— Required work —
Show all lines of the listing that hold the word "value".

— Material provided —
= = =

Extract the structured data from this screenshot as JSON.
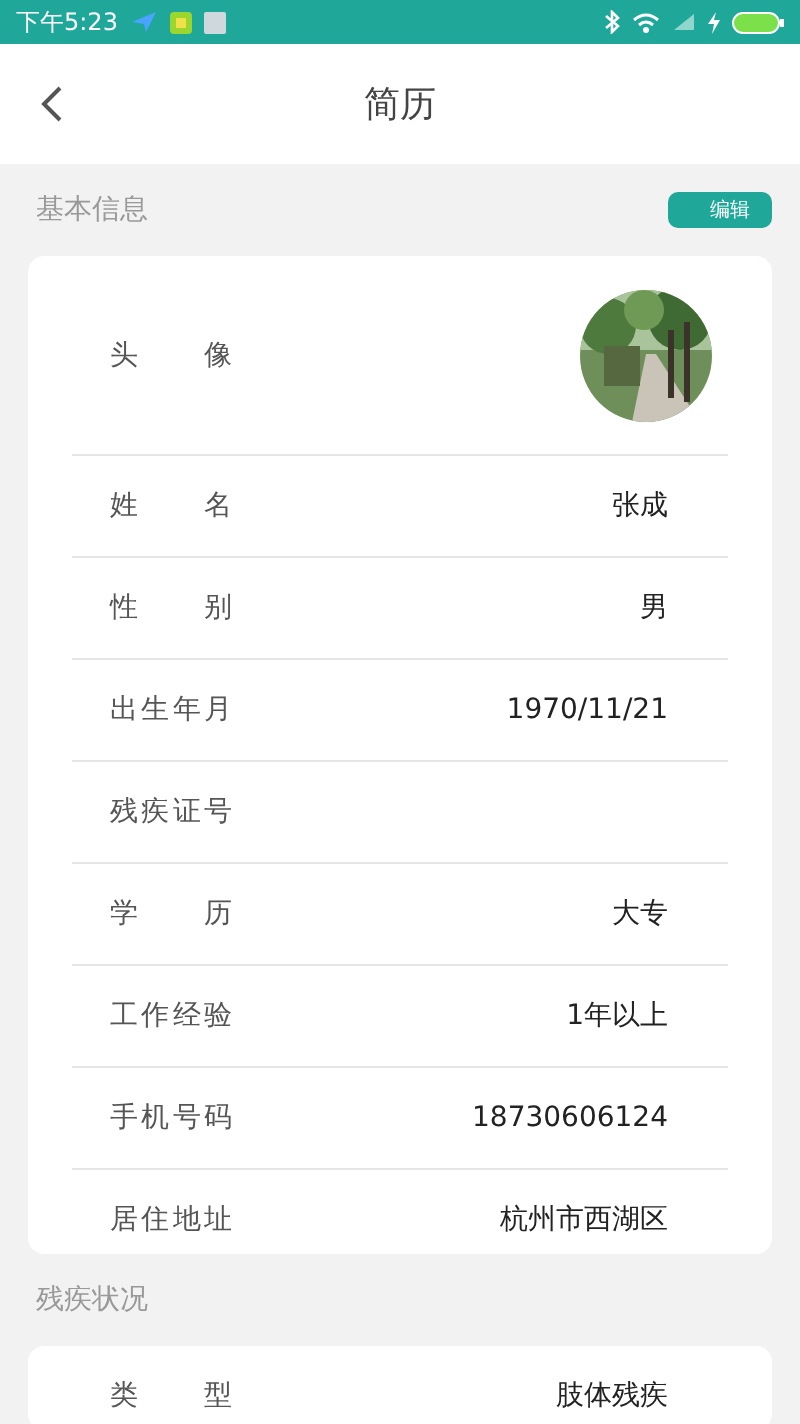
{
  "status_bar": {
    "time": "下午5:23"
  },
  "header": {
    "title": "简历"
  },
  "sections": [
    {
      "title": "基本信息",
      "action": "编辑",
      "rows": [
        {
          "kind": "avatar",
          "label": "头像"
        },
        {
          "kind": "text",
          "label": "姓名",
          "value": "张成"
        },
        {
          "kind": "text",
          "label": "性别",
          "value": "男"
        },
        {
          "kind": "text",
          "label": "出生年月",
          "value": "1970/11/21"
        },
        {
          "kind": "text",
          "label": "残疾证号"
        },
        {
          "kind": "text",
          "label": "学历",
          "value": "大专"
        },
        {
          "kind": "text",
          "label": "工作经验",
          "value": "1年以上"
        },
        {
          "kind": "text",
          "label": "手机号码",
          "value": "18730606124"
        },
        {
          "kind": "text",
          "label": "居住地址",
          "value": "杭州市西湖区"
        }
      ]
    },
    {
      "title": "残疾状况",
      "rows": [
        {
          "kind": "text",
          "label": "类型",
          "value": "肢体残疾"
        }
      ]
    }
  ]
}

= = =

— Answer to the exercise —
          "value": "张成"
          "value": "男"
          "value": "1970/11/21"
          "value": "大专"
          "value": "1年以上"
          "value": "18730606124"
          "value": "杭州市西湖区"
          "value": "肢体残疾"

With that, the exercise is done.